Feed me with Milo now!
Nothing is more distinctively Singaporean to me than having a cup of Milo®. It was such a big part of growing up for me that it’s practically synonymous with my childhood (I’m an ’89er by the way).
I have childhood memories of my experiences anticipating it. I would forward to getting a cold cup of Milo at school sports days from the Milo van, which would pull up in the car park during special occasions and serve small cups of chocolatey goodness to us kids. Every Singaporean knows (or they should) that the best Milo comes from the Milo vans.
Then there were the days, my mother would allow me to make myself a hot frothy cup and I would crank open the tin lid with the back of a metal spoon, sneakily scoop a little extra Milo powder before mixing it with warm water and a scoop of condensed milk. I’d always dunk in ice cubes to make it nice and cold once it was the right “thickness” and then enjoy it like a real treat. It was, in a way, my simple pleasure back in those times.

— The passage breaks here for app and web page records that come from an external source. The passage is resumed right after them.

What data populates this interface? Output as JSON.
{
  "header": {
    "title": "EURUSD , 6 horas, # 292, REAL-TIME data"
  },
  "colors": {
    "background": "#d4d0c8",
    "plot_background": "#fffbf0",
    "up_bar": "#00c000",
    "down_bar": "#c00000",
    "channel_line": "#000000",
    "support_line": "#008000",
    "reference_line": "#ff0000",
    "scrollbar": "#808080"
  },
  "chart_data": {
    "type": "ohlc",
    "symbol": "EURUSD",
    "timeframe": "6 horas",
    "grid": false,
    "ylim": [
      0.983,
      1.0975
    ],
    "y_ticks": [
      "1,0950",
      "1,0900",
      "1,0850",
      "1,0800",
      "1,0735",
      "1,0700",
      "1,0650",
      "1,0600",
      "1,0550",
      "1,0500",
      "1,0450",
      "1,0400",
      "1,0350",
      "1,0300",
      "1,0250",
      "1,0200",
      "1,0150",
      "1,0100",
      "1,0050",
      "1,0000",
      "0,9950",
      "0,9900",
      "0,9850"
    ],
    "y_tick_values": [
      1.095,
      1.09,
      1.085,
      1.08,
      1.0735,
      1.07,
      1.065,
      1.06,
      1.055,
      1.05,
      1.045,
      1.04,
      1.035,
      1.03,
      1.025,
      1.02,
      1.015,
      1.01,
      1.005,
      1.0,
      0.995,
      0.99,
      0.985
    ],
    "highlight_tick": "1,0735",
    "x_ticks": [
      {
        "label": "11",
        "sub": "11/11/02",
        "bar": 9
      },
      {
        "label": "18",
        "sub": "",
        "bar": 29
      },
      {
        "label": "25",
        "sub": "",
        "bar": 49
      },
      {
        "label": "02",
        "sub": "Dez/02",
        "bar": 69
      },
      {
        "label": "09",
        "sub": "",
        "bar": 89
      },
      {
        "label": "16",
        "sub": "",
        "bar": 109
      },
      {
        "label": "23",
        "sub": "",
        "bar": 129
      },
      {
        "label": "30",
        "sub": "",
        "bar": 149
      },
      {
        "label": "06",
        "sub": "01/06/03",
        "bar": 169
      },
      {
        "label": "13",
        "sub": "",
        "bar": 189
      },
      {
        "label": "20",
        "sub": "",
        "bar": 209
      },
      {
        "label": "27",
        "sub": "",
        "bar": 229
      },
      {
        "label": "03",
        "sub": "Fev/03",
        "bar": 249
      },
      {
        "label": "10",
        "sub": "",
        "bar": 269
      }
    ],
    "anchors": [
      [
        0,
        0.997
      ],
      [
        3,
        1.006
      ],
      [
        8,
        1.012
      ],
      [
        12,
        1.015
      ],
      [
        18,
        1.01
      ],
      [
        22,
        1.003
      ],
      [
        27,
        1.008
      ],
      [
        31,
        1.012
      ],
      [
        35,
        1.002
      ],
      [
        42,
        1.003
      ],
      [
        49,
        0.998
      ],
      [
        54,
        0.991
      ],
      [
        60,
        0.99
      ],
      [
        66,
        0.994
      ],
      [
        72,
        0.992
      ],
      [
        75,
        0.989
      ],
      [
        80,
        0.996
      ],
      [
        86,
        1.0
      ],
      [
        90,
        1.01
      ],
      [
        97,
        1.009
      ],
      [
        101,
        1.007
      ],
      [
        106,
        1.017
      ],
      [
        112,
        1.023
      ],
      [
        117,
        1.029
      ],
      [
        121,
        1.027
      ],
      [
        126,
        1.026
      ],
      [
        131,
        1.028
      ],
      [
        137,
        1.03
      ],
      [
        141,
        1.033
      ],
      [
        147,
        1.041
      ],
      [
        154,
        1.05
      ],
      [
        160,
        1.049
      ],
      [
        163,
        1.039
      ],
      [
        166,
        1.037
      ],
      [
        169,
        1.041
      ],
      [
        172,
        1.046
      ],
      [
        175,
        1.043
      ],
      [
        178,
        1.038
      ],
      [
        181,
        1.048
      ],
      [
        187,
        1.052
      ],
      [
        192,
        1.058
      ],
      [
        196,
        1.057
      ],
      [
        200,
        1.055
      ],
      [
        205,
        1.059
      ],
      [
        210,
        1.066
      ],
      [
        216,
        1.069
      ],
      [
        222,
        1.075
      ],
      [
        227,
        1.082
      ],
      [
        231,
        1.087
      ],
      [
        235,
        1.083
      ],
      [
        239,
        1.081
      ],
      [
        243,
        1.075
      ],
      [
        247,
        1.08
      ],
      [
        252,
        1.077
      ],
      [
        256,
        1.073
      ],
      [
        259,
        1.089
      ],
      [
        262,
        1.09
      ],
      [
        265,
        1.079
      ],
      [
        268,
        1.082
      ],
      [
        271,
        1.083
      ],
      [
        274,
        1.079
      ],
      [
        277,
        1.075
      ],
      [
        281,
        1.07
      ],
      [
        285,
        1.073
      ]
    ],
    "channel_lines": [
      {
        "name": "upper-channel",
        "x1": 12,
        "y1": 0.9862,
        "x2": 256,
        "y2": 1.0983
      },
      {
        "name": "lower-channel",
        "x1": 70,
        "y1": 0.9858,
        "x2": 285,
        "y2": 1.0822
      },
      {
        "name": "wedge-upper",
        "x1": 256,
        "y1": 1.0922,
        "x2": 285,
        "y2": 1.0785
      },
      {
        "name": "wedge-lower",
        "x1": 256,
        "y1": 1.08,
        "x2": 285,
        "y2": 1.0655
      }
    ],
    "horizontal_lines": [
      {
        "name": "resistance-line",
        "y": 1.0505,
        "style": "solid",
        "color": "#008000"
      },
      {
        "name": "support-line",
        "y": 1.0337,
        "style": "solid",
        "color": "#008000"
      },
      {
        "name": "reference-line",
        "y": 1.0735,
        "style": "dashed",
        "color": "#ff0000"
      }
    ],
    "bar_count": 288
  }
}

As a teen, I had access to Milo any time I wanted as long as I didn’t splurge on anything with my allowance. It was my go-to drink for the longest time. This was way before I developed a liking for Teh Bing (red tea with milk). I remember discovering Milo Dinosaurs, gigantic glass cups of Milo beverage topped with a large, almost mountainous, scoop of Milo powder. I’m surprised I never died of a sugar overdose.
Then as a young adult, those late night suppers with friends after hitting the clubs would mean an order of Maggie Goreng Pattaya (Fried Instant Noodles in Omelette) accompanied by none other than a solid cup of iced Milo. Seriously, do you see why I think Milo is so darn Singaporean?
You know what’s really funny though? The drink isn’t “made in Singapore”. Of course Milo sold locally these days are made in Singapore factories, but the energy beverage actually originated from Sydney, Australia. We practically made it our own!
No, not a murky beer tower, but 2L of super “gao” (thick) and rich chocolatey energy drink
These days I’ve stopped drinking so much of it, but just over the last weekend I popped by Serangoon Gardens for a rooftop movie screening at MyVillage and decided to makan (Malay for eat) at the nearby RK Eating House (which is a real legend not because of the food but because this happened).
As we found ourselves a table I noticed, for the first time ever, that there were these 2L beer towers but filled with… yep you guessed it, Milo. I guess when you’re tired of beer towers and decide you’ll have another kind of sin, a 2L Milo Tower, instead. That’s all (or more) of the calories, none of the hangovers.
Oh boy, it was the best people. It was so madly sweet (please wait for the ice cubes to melt for the best experience) but so good. It’s like I rekindled a long-lost love.
Let me just give you very good advice right now: Don’t try the Milo Tower with only two people. This is way too much for two or even four. A group of four of us still had a third of it left by the time we were done with our meals and it’s not like I wasn’t doing my part of guzzling as much as I could muster down like my life depended on it (I hate leftovers – it feels too wasteful). Six people should be a good number for sharing of the 2L of Milo.
I forgot how much it was , but don’t worry, it’s not gonna cost you an arm and a leg. It’s $12. (Thanks Shanie!) Don’t forget to get the Nasi Goreng Ayam (Fried Rice with Deep-fried Chicken) and Kosong Prata (Crispy flour-based dough “pancake”) while you’re here. Of course, if you do, you’re just upping the sin counter. But what’s life without a bit of living, right?
Update: Guys, this is pretty insane. The Milo Tower apparently trends on and off whenever there’s a post of it circulated on Facebook or social media. (Like when Sgag shared this ridiculous next level Milo Tower nine months ago.) We really, really love Milo and the Milo Tower madness sparked follow up reports here and here in Malaysia.
RK Eating House
1 Kensington Park Road, Singapore 557253
Open 24 hours, daily.